I offer one other caveat about the Listening and Speaking CCSS in kindergarten. Under “Presentation of Knowledge and Ideas” we find this: “Add drawings and other visual displays to descriptions as desired to provide additional detail.” Anyone who has taught kindergarten would know that these young children draw first and then write about what they are describing. If they want to add detail they then add to their drawing prior to writing more.

The CCSS groups the areas of concepts of print, letter names, phonological and phonemic awareness and sight words under the heading of “Foundational Skills.” In this area I have no real problem with what the CCSS is suggesting as targets for student learning. I worry; however, that because these abilities are given a separate heading some will interpret the standards to mean that these skills are to be taught in isolation. This would be a mistake. The “foundational skills” should be taught, as all other literacy skills are taught, as a part of a dynamic engagement of students in real reading and real writing activities. Specifically, these skills are taught through read aloud, interactive writing, direct instruction through mini-lessons, guided small group instruction, authentic writing experiences, and structured play experiences in workstations.

As far as reading comprehension instruction is concerned, the CCSS addresses reading in literature and informational text with the phrase “with prompting and support.” I read this to mean that students will learn reading comprehension strategies primarily through teacher read alouds. This seems appropriate to me. It also seems appropriate that students would work with the teacher to create classroom charts of what they recall about a story, or to focus on characters or to recall important information. After this type of scaffolding, students might be invited to see what they can write on their own (probably after they have drawn a picture). I do not see anywhere in the CCSS where they call for kindergarten children to write in complete sentences or be able to read what they wrote as the teacher above recounted her kids were expected to do.

Should kindergarten children be able to read by the time they leave kindergarten? Of course some children will be reading by the time they leave kindergarten, but that does not mean it should be a goal of kindergarten instruction. I believe that all kindergarten children should get the instruction they need in literacy. For some that will be reading instruction, for others that will be getting ready to read instruction. What all students should get is small group instruction with like ability peers to move them forward in their literacy. The CCSS says that kindergartners should be reading “emergent reader” texts by the time they leave kindergarten. In my mind that leaves room for students to be reading at a variety of levels from A to F, just as most kindergartners will. It will ever remain a challenge for the kindergarten teacher to provide small group instruction and give children the attention they need in workstations.

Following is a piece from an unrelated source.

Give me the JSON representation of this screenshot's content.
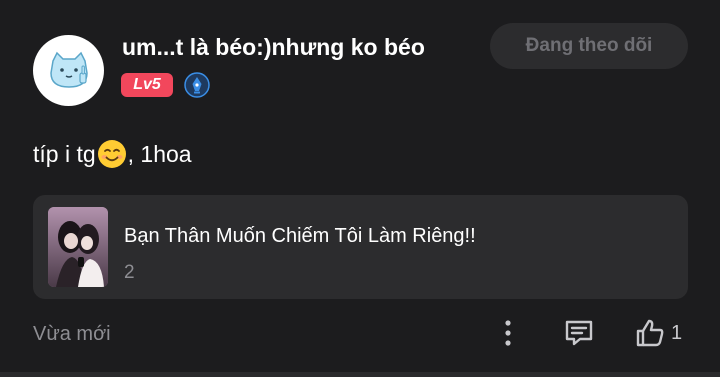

This brings me to my last point for now. I believe that there is a great deal of misinformation out there about the Common Core. My colleague, Cynthia Mershon, discussed this in an earlier entry on this blog here. Teachers must be armed with a deep knowledge of what the CCSS says and what the research says about appropriate instruction for kindergartners. They must resist any call for instruction that is truly developmentally inappropriate and they must insist that curriculum developed in the name of the CCSS not only reflect the CCSS, but also reflect sound instruction.

One place to start would be to insist on the kindergarten workstation as a place that is still vital to kindergarten children’s development. Whether that is because the workstation is a place to develop oral language or literacy or numeracy, well-structured workstations should remain as a part of the kindergarten experience. Structured play is still a path to learning for young children. If the implementation of the CCSS does not seem to support this, then the CCSS needs to be revised, this time with input from educators.

Fiano, D. (2013) Primary Discourse and Expressive Oral Language in a Kindergarten Student. Reading Research Quaterly. Nov 2013.

McGill-Franzen, A. (2006) Kindergarten Literacy: Matching Assessment and Instruction in Kindergarten. New York: Scholastic

No comments:

Post a Comment